Apple has taken many well deserved punches for the opacity of the iPhone App Store approval process. However, Apple deserves major credit for finally breaking the suffocating control of the mobile service provider over the set applications that can be installed on a mobile device.
In my three years as an engineering manager at Motorola's Mobile Devices business unit, I was approached dozens of times by energetic mobile application entrepreneurs who all asked the same question:
"How do I get my application onto your phones?"
The only answer available at the time was:
"Talk to the mobile network operators (carriers). You'll need to negotiate the pre-installation of your application with each operator for each device they support. One at a time. It will be impossibly hard and likely to fail, so you should probably give up now."
At the time, I had no useful advice on how they could achieve the widespread distribution their business plan depended on. It was depressing.
I am now convinced that Apple and the iPhone App Store have finally cracked that nut. This article from the NYTimes triggered my change in attitude:
"Still, the App Store is markedly better than the alternative, says Peter Farago, a marketing executive at Flurry, a mobile analytics company in San Francisco. Gone are the days when mobile developers had to negotiate with major telecommunications companies if they had any hopes of publishing their applications on a mobile phone.

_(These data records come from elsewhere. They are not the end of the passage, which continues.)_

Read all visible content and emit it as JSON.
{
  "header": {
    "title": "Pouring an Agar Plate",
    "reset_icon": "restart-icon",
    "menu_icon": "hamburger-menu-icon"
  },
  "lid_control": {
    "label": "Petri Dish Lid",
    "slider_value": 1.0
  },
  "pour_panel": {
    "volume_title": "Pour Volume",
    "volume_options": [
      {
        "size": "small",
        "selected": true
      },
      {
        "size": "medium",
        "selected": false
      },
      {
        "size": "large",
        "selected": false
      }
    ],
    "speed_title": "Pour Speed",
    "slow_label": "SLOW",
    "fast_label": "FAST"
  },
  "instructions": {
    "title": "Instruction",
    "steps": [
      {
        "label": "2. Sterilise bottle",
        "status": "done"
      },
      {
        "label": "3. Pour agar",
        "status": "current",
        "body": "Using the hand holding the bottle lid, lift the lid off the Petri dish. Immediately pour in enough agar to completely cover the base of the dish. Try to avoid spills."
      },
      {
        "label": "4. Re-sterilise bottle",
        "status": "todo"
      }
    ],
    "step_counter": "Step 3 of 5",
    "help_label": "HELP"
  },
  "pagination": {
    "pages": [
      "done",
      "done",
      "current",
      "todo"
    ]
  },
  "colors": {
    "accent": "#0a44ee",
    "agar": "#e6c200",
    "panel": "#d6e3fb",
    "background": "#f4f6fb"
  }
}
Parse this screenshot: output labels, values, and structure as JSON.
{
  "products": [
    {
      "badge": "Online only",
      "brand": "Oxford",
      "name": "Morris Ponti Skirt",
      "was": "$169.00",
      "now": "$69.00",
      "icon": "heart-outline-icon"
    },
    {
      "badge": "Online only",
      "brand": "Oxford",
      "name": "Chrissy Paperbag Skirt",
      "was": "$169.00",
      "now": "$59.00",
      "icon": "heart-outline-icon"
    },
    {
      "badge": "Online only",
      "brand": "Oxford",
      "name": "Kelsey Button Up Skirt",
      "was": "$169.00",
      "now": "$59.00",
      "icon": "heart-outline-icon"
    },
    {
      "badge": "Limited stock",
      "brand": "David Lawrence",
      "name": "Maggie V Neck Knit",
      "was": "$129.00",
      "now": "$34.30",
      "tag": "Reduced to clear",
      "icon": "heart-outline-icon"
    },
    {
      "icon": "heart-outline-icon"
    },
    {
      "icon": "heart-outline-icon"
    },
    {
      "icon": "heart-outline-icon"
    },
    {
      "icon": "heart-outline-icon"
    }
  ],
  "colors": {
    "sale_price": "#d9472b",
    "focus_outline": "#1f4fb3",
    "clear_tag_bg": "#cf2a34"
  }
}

“It took six to nine months to build a relationship with a carrier, maybe a quarter-million to get the infrastructure built, and the company took 50 percent or more from each dollar,” Mr. Farago says, a process that limited access to mobile platforms. “Apple has helped create a much healthier middle class of developers and expanded the pie for everyone.”
This is indeed a watershed period for the developer of mobile applications. The break between carrier and application control (AT&T + iPhone) now has the momentum. We already see signs of this spreading from carrier to carrier (Verizon, Sprint) and platform to platform (Android, WebOS, Blackberry).
Finally, a nice dose of free (free as in speech) in the world of mobile devices.